*WHAT TO PRODUCE*. Return every record in full. Match each one exactly.

*RECORDS SHOWN*.
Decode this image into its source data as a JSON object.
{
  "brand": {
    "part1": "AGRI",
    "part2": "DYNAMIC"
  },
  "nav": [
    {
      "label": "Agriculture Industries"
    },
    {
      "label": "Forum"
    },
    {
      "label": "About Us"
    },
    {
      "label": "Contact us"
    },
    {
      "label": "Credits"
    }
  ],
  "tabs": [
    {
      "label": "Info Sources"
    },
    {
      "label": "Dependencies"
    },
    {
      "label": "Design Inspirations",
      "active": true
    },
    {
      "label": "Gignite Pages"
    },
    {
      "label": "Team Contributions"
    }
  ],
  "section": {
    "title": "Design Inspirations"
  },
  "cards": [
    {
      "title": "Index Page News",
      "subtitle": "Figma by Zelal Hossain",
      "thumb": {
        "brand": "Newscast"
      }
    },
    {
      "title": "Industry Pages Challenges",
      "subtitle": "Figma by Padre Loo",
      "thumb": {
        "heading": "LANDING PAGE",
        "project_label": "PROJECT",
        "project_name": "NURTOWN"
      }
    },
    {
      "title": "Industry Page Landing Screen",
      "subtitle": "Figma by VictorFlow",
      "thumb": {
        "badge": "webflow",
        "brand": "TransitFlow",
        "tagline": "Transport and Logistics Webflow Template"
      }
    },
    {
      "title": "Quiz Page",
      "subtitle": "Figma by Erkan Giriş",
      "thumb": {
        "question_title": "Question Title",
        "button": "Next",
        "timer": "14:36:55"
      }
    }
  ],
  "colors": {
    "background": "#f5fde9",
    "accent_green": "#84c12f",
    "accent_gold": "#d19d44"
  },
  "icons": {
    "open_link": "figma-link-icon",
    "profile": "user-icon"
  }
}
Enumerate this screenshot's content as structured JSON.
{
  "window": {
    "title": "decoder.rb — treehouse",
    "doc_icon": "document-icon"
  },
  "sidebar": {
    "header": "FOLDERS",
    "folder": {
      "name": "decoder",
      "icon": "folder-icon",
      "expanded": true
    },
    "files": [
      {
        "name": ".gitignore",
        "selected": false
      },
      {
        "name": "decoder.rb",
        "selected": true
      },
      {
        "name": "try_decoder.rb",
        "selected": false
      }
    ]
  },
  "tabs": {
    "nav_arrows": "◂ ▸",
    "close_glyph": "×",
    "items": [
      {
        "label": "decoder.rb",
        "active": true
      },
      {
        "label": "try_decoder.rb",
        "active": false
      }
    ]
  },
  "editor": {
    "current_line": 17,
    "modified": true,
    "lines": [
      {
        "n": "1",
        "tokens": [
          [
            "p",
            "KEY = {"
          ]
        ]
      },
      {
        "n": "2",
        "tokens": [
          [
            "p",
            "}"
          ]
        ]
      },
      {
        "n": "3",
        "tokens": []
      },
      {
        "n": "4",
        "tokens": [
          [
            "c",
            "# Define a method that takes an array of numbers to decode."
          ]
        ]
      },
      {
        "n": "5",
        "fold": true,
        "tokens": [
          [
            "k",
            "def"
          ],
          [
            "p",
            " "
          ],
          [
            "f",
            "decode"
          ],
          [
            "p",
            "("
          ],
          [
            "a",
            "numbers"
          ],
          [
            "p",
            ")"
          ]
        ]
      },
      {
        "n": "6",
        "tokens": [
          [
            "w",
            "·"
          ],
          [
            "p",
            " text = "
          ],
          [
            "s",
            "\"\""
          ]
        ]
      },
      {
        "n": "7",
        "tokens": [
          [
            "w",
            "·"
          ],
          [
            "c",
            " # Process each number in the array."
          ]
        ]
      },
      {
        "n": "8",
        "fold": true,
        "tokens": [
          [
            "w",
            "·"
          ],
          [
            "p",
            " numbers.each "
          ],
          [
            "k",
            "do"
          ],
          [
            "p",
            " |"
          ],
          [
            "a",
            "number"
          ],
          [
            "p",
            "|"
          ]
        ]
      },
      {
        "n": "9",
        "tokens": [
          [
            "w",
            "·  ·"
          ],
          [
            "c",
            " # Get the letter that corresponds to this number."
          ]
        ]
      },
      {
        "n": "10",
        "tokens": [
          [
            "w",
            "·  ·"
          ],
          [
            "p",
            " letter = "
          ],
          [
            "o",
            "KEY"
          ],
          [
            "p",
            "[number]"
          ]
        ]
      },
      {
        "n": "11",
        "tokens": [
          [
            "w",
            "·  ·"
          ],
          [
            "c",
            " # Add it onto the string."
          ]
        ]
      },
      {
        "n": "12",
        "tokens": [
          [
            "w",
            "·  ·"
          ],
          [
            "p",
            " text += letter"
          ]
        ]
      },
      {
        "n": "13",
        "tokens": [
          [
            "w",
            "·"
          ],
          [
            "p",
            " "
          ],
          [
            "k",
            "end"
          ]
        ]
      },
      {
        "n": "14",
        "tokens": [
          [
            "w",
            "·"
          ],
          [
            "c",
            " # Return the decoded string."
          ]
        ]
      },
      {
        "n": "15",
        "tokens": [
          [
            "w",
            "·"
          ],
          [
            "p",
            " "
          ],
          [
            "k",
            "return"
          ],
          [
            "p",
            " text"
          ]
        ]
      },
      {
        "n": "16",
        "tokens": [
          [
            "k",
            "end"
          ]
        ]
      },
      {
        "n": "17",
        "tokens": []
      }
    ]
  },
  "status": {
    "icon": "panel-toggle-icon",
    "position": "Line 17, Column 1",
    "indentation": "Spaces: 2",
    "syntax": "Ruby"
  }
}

*RESPONSE TO THE TASK*.
Decode this image into its source data as a JSON object.
{
  "brand": {
    "part1": "AGRI",
    "part2": "DYNAMIC"
  },
  "nav": [
    {
      "label": "Agriculture Industries"
    },
    {
      "label": "Forum"
    },
    {
      "label": "About Us"
    },
    {
      "label": "Contact us"
    },
    {
      "label": "Credits"
    }
  ],
  "tabs": [
    {
      "label": "Info Sources"
    },
    {
      "label": "Dependencies"
    },
    {
      "label": "Design Inspirations",
      "active": true
    },
    {
      "label": "Gignite Pages"
    },
    {
      "label": "Team Contributions"
    }
  ],
  "section": {
    "title": "Design Inspirations"
  },
  "cards": [
    {
      "title": "Index Page News",
      "subtitle": "Figma by Zelal Hossain",
      "thumb": {
        "brand": "Newscast"
      }
    },
    {
      "title": "Industry Pages Challenges",
      "subtitle": "Figma by Padre Loo",
      "thumb": {
        "heading": "LANDING PAGE",
        "project_label": "PROJECT",
        "project_name": "NURTOWN"
      }
    },
    {
      "title": "Industry Page Landing Screen",
      "subtitle": "Figma by VictorFlow",
      "thumb": {
        "badge": "webflow",
        "brand": "TransitFlow",
        "tagline": "Transport and Logistics Webflow Template"
      }
    },
    {
      "title": "Quiz Page",
      "subtitle": "Figma by Erkan Giriş",
      "thumb": {
        "question_title": "Question Title",
        "button": "Next",
        "timer": "14:36:55"
      }
    }
  ],
  "colors": {
    "background": "#f5fde9",
    "accent_green": "#84c12f",
    "accent_gold": "#d19d44"
  },
  "icons": {
    "open_link": "figma-link-icon",
    "profile": "user-icon"
  }
}
Enumerate this screenshot's content as structured JSON.
{
  "window": {
    "title": "decoder.rb — treehouse",
    "doc_icon": "document-icon"
  },
  "sidebar": {
    "header": "FOLDERS",
    "folder": {
      "name": "decoder",
      "icon": "folder-icon",
      "expanded": true
    },
    "files": [
      {
        "name": ".gitignore",
        "selected": false
      },
      {
        "name": "decoder.rb",
        "selected": true
      },
      {
        "name": "try_decoder.rb",
        "selected": false
      }
    ]
  },
  "tabs": {
    "nav_arrows": "◂ ▸",
    "close_glyph": "×",
    "items": [
      {
        "label": "decoder.rb",
        "active": true
      },
      {
        "label": "try_decoder.rb",
        "active": false
      }
    ]
  },
  "editor": {
    "current_line": 17,
    "modified": true,
    "lines": [
      {
        "n": "1",
        "tokens": [
          [
            "p",
            "KEY = {"
          ]
        ]
      },
      {
        "n": "2",
        "tokens": [
          [
            "p",
            "}"
          ]
        ]
      },
      {
        "n": "3",
        "tokens": []
      },
      {
        "n": "4",
        "tokens": [
          [
            "c",
            "# Define a method that takes an array of numbers to decode."
          ]
        ]
      },
      {
        "n": "5",
        "fold": true,
        "tokens": [
          [
            "k",
            "def"
          ],
          [
            "p",
            " "
          ],
          [
            "f",
            "decode"
          ],
          [
            "p",
            "("
          ],
          [
            "a",
            "numbers"
          ],
          [
            "p",
            ")"
          ]
        ]
      },
      {
        "n": "6",
        "tokens": [
          [
            "w",
            "·"
          ],
          [
            "p",
            " text = "
          ],
          [
            "s",
            "\"\""
          ]
        ]
      },
      {
        "n": "7",
        "tokens": [
          [
            "w",
            "·"
          ],
          [
            "c",
            " # Process each number in the array."
          ]
        ]
      },
      {
        "n": "8",
        "fold": true,
        "tokens": [
          [
            "w",
            "·"
          ],
          [
            "p",
            " numbers.each "
          ],
          [
            "k",
            "do"
          ],
          [
            "p",
            " |"
          ],
          [
            "a",
            "number"
          ],
          [
            "p",
            "|"
          ]
        ]
      },
      {
        "n": "9",
        "tokens": [
          [
            "w",
            "·  ·"
          ],
          [
            "c",
            " # Get the letter that corresponds to this number."
          ]
        ]
      },
      {
        "n": "10",
        "tokens": [
          [
            "w",
            "·  ·"
          ],
          [
            "p",
            " letter = "
          ],
          [
            "o",
            "KEY"
          ],
          [
            "p",
            "[number]"
          ]
        ]
      },
      {
        "n": "11",
        "tokens": [
          [
            "w",
            "·  ·"
          ],
          [
            "c",
            " # Add it onto the string."
          ]
        ]
      },
      {
        "n": "12",
        "tokens": [
          [
            "w",
            "·  ·"
          ],
          [
            "p",
            " text += letter"
          ]
        ]
      },
      {
        "n": "13",
        "tokens": [
          [
            "w",
            "·"
          ],
          [
            "p",
            " "
          ],
          [
            "k",
            "end"
          ]
        ]
      },
      {
        "n": "14",
        "tokens": [
          [
            "w",
            "·"
          ],
          [
            "c",
            " # Return the decoded string."
          ]
        ]
      },
      {
        "n": "15",
        "tokens": [
          [
            "w",
            "·"
          ],
          [
            "p",
            " "
          ],
          [
            "k",
            "return"
          ],
          [
            "p",
            " text"
          ]
        ]
      },
      {
        "n": "16",
        "tokens": [
          [
            "k",
            "end"
          ]
        ]
      },
      {
        "n": "17",
        "tokens": []
      }
    ]
  },
  "status": {
    "icon": "panel-toggle-icon",
    "position": "Line 17, Column 1",
    "indentation": "Spaces: 2",
    "syntax": "Ruby"
  }
}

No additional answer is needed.